Dogs love to move around, play with other dogs, and occasionally swallow who knows what. There are also cases where they get the dog version of common colds, known as kennel cough.
Whether it is the cough or something that irritates their throat, it is still quite sad to see our dogs lying on a corner with a painful throat and gloomy. When that happens, most dog owners tend to remedy the problem with home-made care. And when things get tough, the trusty oral spray comes out to save the day. But are oral sprays that we often use for ourselves, like Chloraseptic Spray, viable for our dogs?
Can I Give My Dog Chloraseptic Spray?
When your dog gets a sore throat, it can be because of kennel cough, an allergy, swallowing something irritating, or any other reason, you can administer Chloraseptic spray. The Chloraseptic spray is typical in households as a remedy for sore throat. The spray numbs the throat to lessen the pain. You can do that to your pet as well.
What Should I Consider?
Take note that since Chloraseptic sprays are for human usage, there will be a difference in the amount you will use. One or two jets is enough for your dog.
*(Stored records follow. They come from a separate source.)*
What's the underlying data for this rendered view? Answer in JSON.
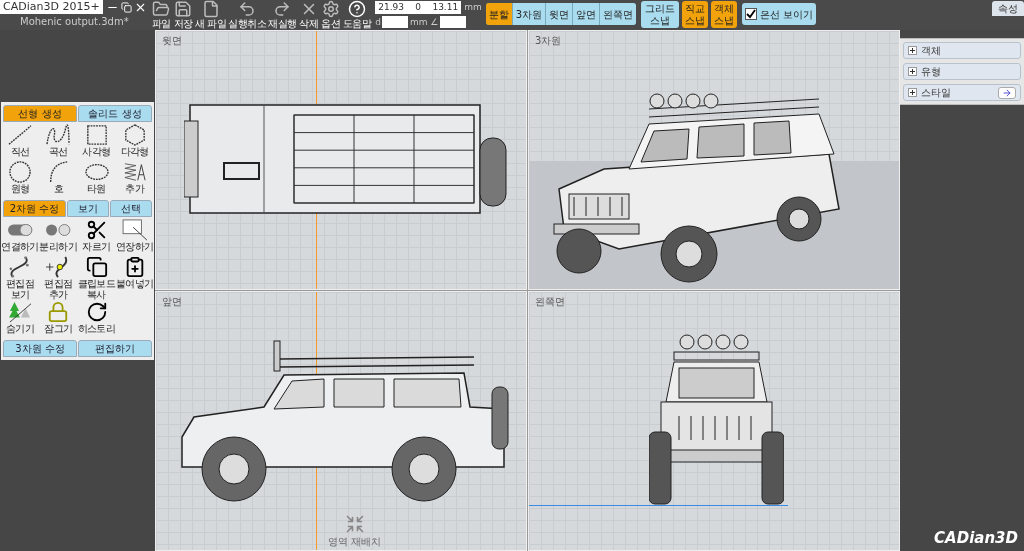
{
  "app": {
    "title": "CADian3D 2015+",
    "file": "Mohenic output.3dm*"
  },
  "toolbar": [
    {
      "label": "파일"
    },
    {
      "label": "저장"
    },
    {
      "label": "새 파일"
    },
    {
      "label": "실행취소"
    },
    {
      "label": "재실행"
    },
    {
      "label": "삭제"
    },
    {
      "label": "옵션"
    },
    {
      "label": "도움말"
    }
  ],
  "coords": {
    "values": [
      "21.93",
      "0",
      "13.11"
    ],
    "unit": "mm",
    "distance_label": "d",
    "angle_label": "mm ∠"
  },
  "view_tabs": [
    {
      "label": "분할",
      "selected": true
    },
    {
      "label": "3차원",
      "selected": false
    },
    {
      "label": "윗면",
      "selected": false
    },
    {
      "label": "앞면",
      "selected": false
    },
    {
      "label": "왼쪽면",
      "selected": false
    }
  ],
  "snaps": [
    {
      "label": "그리드 스냅",
      "on": false
    },
    {
      "label": "직교 스냅",
      "on": true
    },
    {
      "label": "객체 스냅",
      "on": true
    }
  ],
  "hidden_lines": {
    "label": "은선 보이기",
    "checked": true
  },
  "properties_tab": "속성",
  "left_panel": {
    "sections": [
      {
        "tabs": [
          {
            "label": "선형 생성",
            "selected": true
          },
          {
            "label": "솔리드 생성",
            "selected": false
          }
        ],
        "tools": [
          {
            "label": "직선"
          },
          {
            "label": "곡선"
          },
          {
            "label": "사각형"
          },
          {
            "label": "다각형"
          },
          {
            "label": "원형"
          },
          {
            "label": "호"
          },
          {
            "label": "타원"
          },
          {
            "label": "추가"
          }
        ]
      },
      {
        "tabs": [
          {
            "label": "2차원 수정",
            "selected": true
          },
          {
            "label": "보기",
            "selected": false
          },
          {
            "label": "선택",
            "selected": false
          }
        ],
        "tools": [
          {
            "label": "연결하기"
          },
          {
            "label": "분리하기"
          },
          {
            "label": "자르기"
          },
          {
            "label": "연장하기"
          },
          {
            "label": "편집점 보기"
          },
          {
            "label": "편집점 추가"
          },
          {
            "label": "클립보드 복사"
          },
          {
            "label": "붙여넣기"
          },
          {
            "label": "숨기기"
          },
          {
            "label": "잠그기"
          },
          {
            "label": "히스토리"
          }
        ]
      }
    ],
    "bottom_tabs": [
      {
        "label": "3차원 수정",
        "selected": false
      },
      {
        "label": "편집하기",
        "selected": false
      }
    ]
  },
  "viewports": [
    {
      "label": "윗면"
    },
    {
      "label": "3차원"
    },
    {
      "label": "앞면"
    },
    {
      "label": "왼쪽면"
    }
  ],
  "relayout": "영역 재배치",
  "right_panel": {
    "items": [
      {
        "label": "객체",
        "expanded": false,
        "kind": "plain"
      },
      {
        "label": "유형",
        "expanded": false,
        "kind": "plain"
      },
      {
        "label": "스타일",
        "expanded": false,
        "kind": "link"
      }
    ]
  },
  "logo": "CADian3D"
}
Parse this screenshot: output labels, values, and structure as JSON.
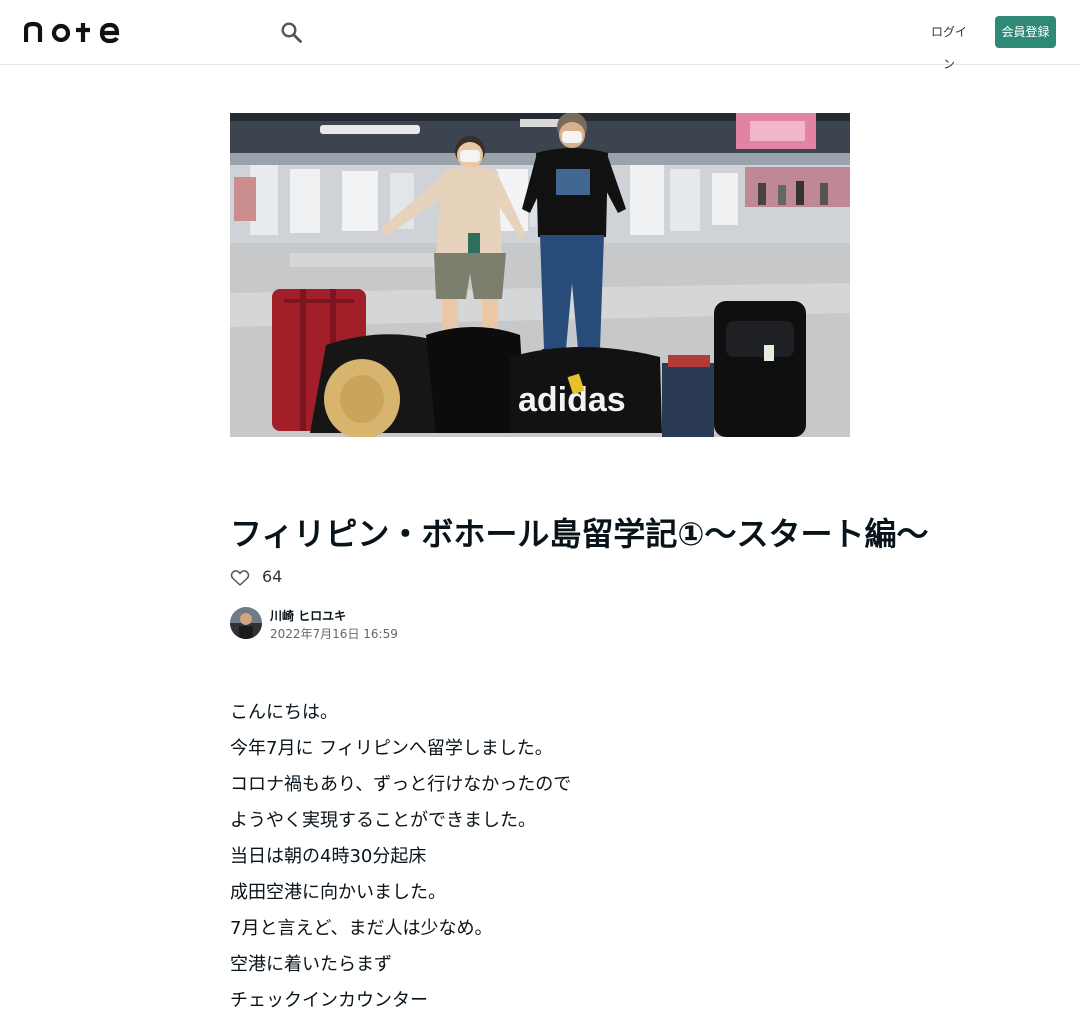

You also need to consider that regular Chloraseptic spray only causes mild numbing. It will do the trick if there is only a mild case of cough or irritation
If the problem still insists, then it is best that you bring your dog for an evaluation by a veterinarian. There might be something else inside that is causing the coughing or irritation. Sometimes some small objects get lodged behind the nares area, which irritates that throat. You can still use the spray to numb the area to lessen the pain, then bring your dog over to your trusted vet.
If you are hesitant to use Chloraseptic spray on your dog, it is best if you get approval from your vet first.
If your dog licks its lips more than usual, continually swallows, gags, or has a high-pitched cough, then your dog might have a sore throat or something similar. It could be that your dog ate something that irritated its throat or has a kennel cough.
Try to open your dog’s mouth and check if there is any foreign object like grass seeds lodged inside. If there is none, then there might be another reason for that. Use the Chloraseptic spray to numb the area for the meantime. When you open your dog’s mouth, spray one time inside. Make sure not to hit your dog’s nose or eyes in the process. Afterward, get your dog checked as soon as possible.
A Chloraseptic spray is mainly for human use. Although it is not highly toxic to your dog, and you can use it as a first-aid remedy, there is no assurance that it will solve the problem. Utmost, it will only help lessen the irritation and pain. A professional veterinarian should check your dog.